**BRIEF:** Scan the entries below, and for each line that includes the word "title", make a copy.

Excerpts from an interface dataset:
▬▬▬▬▬▬
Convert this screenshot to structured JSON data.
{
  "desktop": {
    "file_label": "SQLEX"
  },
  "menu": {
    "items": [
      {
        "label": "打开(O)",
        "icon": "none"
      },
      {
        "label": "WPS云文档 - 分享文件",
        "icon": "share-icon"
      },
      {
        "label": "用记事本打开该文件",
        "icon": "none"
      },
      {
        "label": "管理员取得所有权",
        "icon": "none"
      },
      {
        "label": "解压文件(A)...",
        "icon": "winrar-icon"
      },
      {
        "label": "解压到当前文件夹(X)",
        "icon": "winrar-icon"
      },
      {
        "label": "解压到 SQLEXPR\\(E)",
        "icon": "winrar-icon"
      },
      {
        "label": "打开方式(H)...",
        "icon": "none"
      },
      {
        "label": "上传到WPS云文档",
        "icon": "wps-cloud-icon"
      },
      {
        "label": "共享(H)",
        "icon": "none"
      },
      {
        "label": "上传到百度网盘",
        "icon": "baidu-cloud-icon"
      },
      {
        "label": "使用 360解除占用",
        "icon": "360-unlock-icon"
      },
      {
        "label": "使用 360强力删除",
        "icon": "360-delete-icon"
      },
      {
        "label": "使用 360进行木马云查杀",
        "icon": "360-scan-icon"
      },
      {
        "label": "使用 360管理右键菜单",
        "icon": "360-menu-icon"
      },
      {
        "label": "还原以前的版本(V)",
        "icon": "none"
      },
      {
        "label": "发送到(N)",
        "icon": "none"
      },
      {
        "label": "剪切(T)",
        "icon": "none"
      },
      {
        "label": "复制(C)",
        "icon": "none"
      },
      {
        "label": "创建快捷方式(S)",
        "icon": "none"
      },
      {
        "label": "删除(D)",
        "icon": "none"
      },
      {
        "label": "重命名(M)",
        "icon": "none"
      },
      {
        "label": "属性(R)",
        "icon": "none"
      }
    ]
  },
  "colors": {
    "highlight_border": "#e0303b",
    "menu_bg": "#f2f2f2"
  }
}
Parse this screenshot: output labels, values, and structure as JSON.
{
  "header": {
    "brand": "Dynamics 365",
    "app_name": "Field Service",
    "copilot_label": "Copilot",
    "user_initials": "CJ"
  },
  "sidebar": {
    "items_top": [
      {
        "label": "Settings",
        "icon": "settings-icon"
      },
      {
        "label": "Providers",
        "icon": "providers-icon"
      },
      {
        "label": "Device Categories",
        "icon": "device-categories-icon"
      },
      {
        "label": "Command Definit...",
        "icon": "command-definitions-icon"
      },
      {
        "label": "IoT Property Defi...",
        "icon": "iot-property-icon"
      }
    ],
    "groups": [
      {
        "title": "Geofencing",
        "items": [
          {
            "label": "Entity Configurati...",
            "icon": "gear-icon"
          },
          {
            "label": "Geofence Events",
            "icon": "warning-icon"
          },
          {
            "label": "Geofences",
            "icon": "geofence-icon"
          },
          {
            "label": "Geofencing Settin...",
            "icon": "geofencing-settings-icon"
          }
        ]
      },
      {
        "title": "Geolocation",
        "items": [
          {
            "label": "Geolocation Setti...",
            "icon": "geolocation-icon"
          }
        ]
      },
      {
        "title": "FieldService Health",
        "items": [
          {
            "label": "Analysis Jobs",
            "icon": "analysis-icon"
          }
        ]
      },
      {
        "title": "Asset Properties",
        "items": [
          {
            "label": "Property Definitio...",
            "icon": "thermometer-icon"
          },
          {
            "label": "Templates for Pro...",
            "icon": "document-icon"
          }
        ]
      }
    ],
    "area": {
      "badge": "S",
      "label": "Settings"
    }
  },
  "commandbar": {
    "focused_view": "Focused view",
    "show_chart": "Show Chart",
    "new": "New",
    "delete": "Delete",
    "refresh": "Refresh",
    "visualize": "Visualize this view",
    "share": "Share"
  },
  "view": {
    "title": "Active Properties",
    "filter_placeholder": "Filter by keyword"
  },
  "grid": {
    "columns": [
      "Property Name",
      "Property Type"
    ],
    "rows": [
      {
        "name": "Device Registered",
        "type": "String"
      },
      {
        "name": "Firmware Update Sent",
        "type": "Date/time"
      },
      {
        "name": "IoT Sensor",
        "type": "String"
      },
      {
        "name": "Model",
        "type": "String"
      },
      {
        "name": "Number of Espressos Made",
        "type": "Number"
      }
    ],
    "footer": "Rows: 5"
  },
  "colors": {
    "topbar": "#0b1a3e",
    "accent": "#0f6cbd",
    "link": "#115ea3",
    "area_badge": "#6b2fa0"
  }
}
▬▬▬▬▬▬
**TASK RESULT:**
        "title": "Geofencing",
        "title": "Geolocation",
        "title": "FieldService Health",
        "title": "Asset Properties",
    "title": "Active Properties",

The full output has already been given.